I know the role of featured images is to grab attention and draw readers in, but I don’t like them. I particularly hate humongous ones that occupy a large chunk of the page and require several hours of scrolling (maybe) before you actually reach the content.
From a publisher’s point of view, I don’t like them because it’s too time consuming and difficult sourcing suitable images to plonk at the top of a post. Yeah, it’s fine if you have access to a photo agency, but for most people it’s either a case of trawling through Flickr for pics, or, as most small-time bloggers tend to do, nab whatever you can find via a Google Image search and hope the creator never finds out.
Unfortunately, I think I am in the minority when it comes to my dislike of featured images – please, someone tell me they share my view – so I have been reluctant to remove them from this, my little corner of the internet.
What’s that? You can’t see any featured images on this or any other post on here? That’s because I am currently conducting an AB test to analyse user engagement when they are removed, so you’re in the group that won’t see them for the next month or so.
It will be interesting to see what impact – if any – their removal has. The three things I will be comparing are page views, session duration and Adsense revenue, because I need extra pocket money to buy more sweets and fizzy pop.
So expect to see a follow-up post at the end of April with my findings. I may even sprinkle a few graphs in it too, but in the meantime, if you are wondering how to conduct an AB test on your site, then continue reading. If you’re not, then I’ll hopefully see you again in four weeks’ time.
AB testing using Google Optimize
There are several website testing tools that allow you to conduct an AB test, but the easiest method I found was to use Google Optimize.

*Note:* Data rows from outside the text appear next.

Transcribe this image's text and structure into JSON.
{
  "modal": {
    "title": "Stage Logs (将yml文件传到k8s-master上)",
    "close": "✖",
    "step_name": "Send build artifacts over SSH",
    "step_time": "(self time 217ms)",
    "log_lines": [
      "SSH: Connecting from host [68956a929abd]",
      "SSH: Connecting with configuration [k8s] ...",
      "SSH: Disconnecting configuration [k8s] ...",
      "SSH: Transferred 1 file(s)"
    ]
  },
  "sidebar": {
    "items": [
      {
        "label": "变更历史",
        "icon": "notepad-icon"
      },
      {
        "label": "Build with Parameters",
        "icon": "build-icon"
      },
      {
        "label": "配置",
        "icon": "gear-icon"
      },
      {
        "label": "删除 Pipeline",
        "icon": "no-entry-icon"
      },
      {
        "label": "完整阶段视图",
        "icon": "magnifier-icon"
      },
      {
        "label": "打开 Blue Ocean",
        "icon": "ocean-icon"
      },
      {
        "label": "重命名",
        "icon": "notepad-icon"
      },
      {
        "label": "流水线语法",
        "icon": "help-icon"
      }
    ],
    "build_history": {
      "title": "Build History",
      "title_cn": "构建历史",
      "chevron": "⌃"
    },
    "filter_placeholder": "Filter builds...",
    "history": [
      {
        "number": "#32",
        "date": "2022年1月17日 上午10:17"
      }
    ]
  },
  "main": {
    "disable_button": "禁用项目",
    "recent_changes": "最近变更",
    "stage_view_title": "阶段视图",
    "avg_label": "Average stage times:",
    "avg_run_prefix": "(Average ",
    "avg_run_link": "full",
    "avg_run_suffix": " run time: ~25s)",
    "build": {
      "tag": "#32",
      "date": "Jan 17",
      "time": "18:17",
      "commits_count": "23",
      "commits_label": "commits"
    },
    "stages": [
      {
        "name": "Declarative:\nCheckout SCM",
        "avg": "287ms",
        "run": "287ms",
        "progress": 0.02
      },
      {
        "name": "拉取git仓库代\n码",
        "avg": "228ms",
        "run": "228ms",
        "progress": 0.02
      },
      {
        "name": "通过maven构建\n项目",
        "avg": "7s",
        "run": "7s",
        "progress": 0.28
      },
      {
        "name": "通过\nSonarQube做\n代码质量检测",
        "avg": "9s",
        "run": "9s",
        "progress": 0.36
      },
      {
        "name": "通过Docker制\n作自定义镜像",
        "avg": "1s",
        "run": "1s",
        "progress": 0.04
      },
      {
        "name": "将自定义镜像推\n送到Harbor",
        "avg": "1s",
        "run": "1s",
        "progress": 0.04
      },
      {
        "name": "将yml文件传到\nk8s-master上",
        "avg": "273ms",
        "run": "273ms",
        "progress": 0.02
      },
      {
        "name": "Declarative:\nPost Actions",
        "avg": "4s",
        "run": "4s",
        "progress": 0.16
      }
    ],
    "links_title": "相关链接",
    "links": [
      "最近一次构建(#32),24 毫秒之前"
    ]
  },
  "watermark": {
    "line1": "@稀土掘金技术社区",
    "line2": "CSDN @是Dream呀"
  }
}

The only problem, however, is that it is relatively new and may not be available everywhere at the moment, but you can always use Google Tag Manager instead.
Update Google Optimize is now available in over 180 countries. For more details, check out this post on the Google Analytics blog.
Optimize is easier to implement and a doddle to use. It also does not exhibit what is known as flash of original content (FOOC), which is a noticeable flicker of the original version of a site before test changes are seen.
This tends to happen with Tag Manager due to the script being loaded asynchronously and not executing soon enough. I guess there are workarounds, but I gave up after 30 minutes of trying to find a solution.
If you want to know how to use Optimize for AB testing, then I suggest you watch the following video by Julian Juenemann over at Measureschool. Like all his tutorials, it is excellent and I would encourage you to subscribe to his YouTube channel immediately.
As I previously mentioned, if you don’t have access to Optimize at the moment, then you can do a split-test using Tag Manager, although it is a little tricky getting it to work, but once again Julian has produced a fantastic guide for you to follow.
Admittedly, I had difficulty receiving and filtering the data in Google Analytics using the Tag Manager method. This coupled with the FOOC issue – and my lack of patience – is what lead me to use Optimize instead and I’m glad I did, because it is a great site tweaking tool, even at this early stage.